Much worse, however, was that the numbers didn’t match. There was a discrepancy between data points (such as visits) in the existing Stats product versus the new one. The existing data didn’t match our new calculations. This drawback was not clear when we began scoping the project because we didn’t have full-time engineers, but it was very obvious in-product.
Due to these issues, my PM decided to keep the existing Stats where it was and launch Search Analytics in a different area under the Marketing tab. This would mean sellers would be able to see both sets of numbers in different parts of Shop Manager. I strongly recommended against this several times and pulled in Etsy’s Staff Information Architect for support in advising against this decision.
We disagreed about where to place Search Analytics in the product.
Based on the research, I knew we were good on the basics but had no idea how this product would work in the wild. The aforementioned pitfalls made me extremely concerned. I repeatedly recommended we do a beta test before publicly releasing the product.
My new PM felt pressure to deliver on expectations set by leadership. If we were to launch on time, it was assumed that we didn’t have the capacity for a beta test. It was clear that we needed to move forward, so I eventually acquiesced and we decided to launch the way my PM intended.

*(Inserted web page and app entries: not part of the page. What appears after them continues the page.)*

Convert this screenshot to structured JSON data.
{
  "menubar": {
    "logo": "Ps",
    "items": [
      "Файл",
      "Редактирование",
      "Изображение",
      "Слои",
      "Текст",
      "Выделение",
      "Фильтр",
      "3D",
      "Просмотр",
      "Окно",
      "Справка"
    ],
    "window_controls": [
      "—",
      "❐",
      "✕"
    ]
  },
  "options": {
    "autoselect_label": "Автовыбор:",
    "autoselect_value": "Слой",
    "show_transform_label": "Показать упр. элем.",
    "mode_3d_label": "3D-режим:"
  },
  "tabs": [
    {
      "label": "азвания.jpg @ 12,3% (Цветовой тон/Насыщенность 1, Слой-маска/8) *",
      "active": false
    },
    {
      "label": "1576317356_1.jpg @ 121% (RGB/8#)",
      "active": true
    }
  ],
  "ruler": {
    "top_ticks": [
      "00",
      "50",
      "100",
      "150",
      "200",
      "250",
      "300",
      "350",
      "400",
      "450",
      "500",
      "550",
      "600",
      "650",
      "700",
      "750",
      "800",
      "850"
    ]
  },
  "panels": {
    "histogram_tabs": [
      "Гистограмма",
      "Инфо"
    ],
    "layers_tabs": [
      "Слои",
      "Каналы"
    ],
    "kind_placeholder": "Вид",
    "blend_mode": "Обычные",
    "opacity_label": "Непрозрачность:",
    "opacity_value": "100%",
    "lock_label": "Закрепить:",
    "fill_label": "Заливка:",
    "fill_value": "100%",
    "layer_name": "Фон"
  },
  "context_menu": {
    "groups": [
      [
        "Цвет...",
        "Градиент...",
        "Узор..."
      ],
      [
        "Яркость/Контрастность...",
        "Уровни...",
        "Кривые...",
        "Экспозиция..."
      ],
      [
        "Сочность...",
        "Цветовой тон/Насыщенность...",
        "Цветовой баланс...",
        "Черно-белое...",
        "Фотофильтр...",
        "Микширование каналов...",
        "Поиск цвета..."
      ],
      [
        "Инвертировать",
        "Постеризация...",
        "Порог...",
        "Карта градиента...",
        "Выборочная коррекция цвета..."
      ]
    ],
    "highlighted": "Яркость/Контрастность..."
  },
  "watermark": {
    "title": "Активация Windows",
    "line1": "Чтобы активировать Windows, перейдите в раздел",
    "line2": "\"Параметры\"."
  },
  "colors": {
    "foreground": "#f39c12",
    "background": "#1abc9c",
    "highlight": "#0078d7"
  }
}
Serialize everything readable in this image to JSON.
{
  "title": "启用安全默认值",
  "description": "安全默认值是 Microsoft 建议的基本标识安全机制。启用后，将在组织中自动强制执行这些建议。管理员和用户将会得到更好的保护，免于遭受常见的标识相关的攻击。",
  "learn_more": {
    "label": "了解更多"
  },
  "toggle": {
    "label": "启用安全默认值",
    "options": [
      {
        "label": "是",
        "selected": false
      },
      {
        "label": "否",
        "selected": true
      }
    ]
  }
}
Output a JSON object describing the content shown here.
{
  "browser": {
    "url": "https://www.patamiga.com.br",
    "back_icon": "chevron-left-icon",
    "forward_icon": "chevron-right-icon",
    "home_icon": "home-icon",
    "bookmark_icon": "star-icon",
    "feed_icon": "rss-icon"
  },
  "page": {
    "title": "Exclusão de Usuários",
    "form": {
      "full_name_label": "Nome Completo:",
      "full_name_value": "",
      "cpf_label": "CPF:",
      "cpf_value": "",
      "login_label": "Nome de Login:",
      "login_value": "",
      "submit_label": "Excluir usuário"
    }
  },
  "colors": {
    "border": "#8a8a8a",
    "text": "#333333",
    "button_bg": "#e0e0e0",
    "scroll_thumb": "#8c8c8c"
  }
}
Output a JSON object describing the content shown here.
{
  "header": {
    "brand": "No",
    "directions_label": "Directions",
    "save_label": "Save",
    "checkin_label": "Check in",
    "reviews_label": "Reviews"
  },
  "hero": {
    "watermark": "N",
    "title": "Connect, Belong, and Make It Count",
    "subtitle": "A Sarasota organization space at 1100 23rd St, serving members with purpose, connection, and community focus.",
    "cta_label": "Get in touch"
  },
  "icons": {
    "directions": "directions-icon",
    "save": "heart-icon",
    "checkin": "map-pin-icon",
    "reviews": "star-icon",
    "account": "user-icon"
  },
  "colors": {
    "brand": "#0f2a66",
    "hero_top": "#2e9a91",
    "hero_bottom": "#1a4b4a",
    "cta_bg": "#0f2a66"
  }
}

We did an initial rollout in September of 2018. Unfortunately, there were several breaking bugs that caused the team to roll back the product several times. The product finally rolled out to 100% of sellers in October.
In its first full active month, the product was used by 205,000 sellers (about 10% of sellers on the platform). 41,000 sellers used it on November 1 alone. My information architecture hypothesis was likely correct—sellers didn’t know how to find the page after using it the first time.
We included a survey on the page to get feedback from sellers about the new experience. Results were across the board. Only 38% of users found it easy or very easy to use the page to make decisions about their shop. That means 62% of surveyed sellers who used Shop Analytics didn’t find it useful for decision-making.
The sellers who said it was confusing had noticed the numerical discrepancies between Search Analytics and Stats. Here’s a quote from one of the survey respondents:
I don’t understand this at all; the numbers don’t tally with my results and I find it hard to believe … Seems like something’s off.
Leadership acknowledged that the team wasn’t set up to succeed. Rather than disbanding the team, Etsy invested more in our work the following year. They added two more engineering squads to our team—meaning that we now had a frontend web squad, a mobile eng squad, and a backend eng team. Each squad had its own PM. This would enable us to build a cross-platform experience and invest in rich data.
I took time to summarize everything we learned in collaboration with my user researcher, Brian Greene, and the designer of Etsy Ads, Angira Shirahatti. Angira’s research for Etsy Ads often had relevant insights for my work, so we decided it would be best to collaboratively synthesize insights. We created personas and design documentation from all our user research.
Personas and design documentation from all the user research we did that year.
A major takeaway from this work was that our first iteration zoomed too far in. In other words, sellers needed to understand the full picture before drilling down into specific traffic sources like Etsy search. Instead of focusing at the bottom of the data funnel, we needed to tell a better top-level story so sellers know what needs further investigation.
In other words, we had to start over.
Overall, this project had a major impact on me as a designer. I learned the importance of understanding whether or not you’ve been set up to succeed. I saw firsthand the value of illustrating how certain product and data decisions might affect the user experience. And finally, despite all our issues, Shop Analytics inspired me to involve the voice of customers more often in the design process.
See my next post to learn how we turned the ship around and created success from failure!